Born Shaukat Ali Khan at Islam Nagar in Badayun district, Fani Badayuni (1879-1941) hailed from a family that had migrated to India from Kabul during the reign of Shah Alam and received huge favours in terms of power and material possessions. His father, however, did not see the glory of his ancestors and had to join government service and work in the police force. Fani got the degrees of Bachelor of Arts in 1901 from Bareilly College and Bachelor of Laws in 1908 from Aligarh Muslim University. Subsequently, he started practicing law but did not do quite well. He shifted to Agra in 1923 and continued his practice there for another nine years with short stints of legal practice in Badaun and Bareilly. Unable to sustain in the profession any further, he moved to Hyderabad at the invitation of Maharaja Sirkishan Prasad in 1932 and worked there as a head teacher and continued working till 1939. After that he remained unemployed. Added to his professional disappointments, were the demise of his daughter and wife with which he shrunk in his own shell without seeking favours from any quarters, or stooping low before anyone. A forlorn man, he expressed himself rather unreservedly, “I have been a disgrace to my family, a burden on this earth; my existence cannot be of any use to anyone; it is of no use even to me.” Fani met his end in Hyderabad where he lies buried.
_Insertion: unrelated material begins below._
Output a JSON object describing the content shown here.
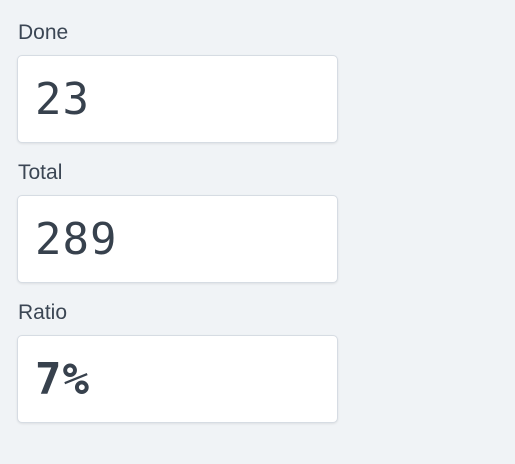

Fani is supposed to be a poet of pain and pining like Meer and compares well with him in the way he imparted a touch of existential angst to his poetry and brought a touch of genius to it. He completed his divan quite early in his life at the age of twenty or twenty two and the second one at twenty seven. However, these works were lost for good. It was only his later work that was put together in his collections Diwan-e Fani, Baqiat-e Fani, and Irfaniyaat-e Fani. His poetry is remarkable for its rich ambiguity, precision of expression, and spontaneity of tone.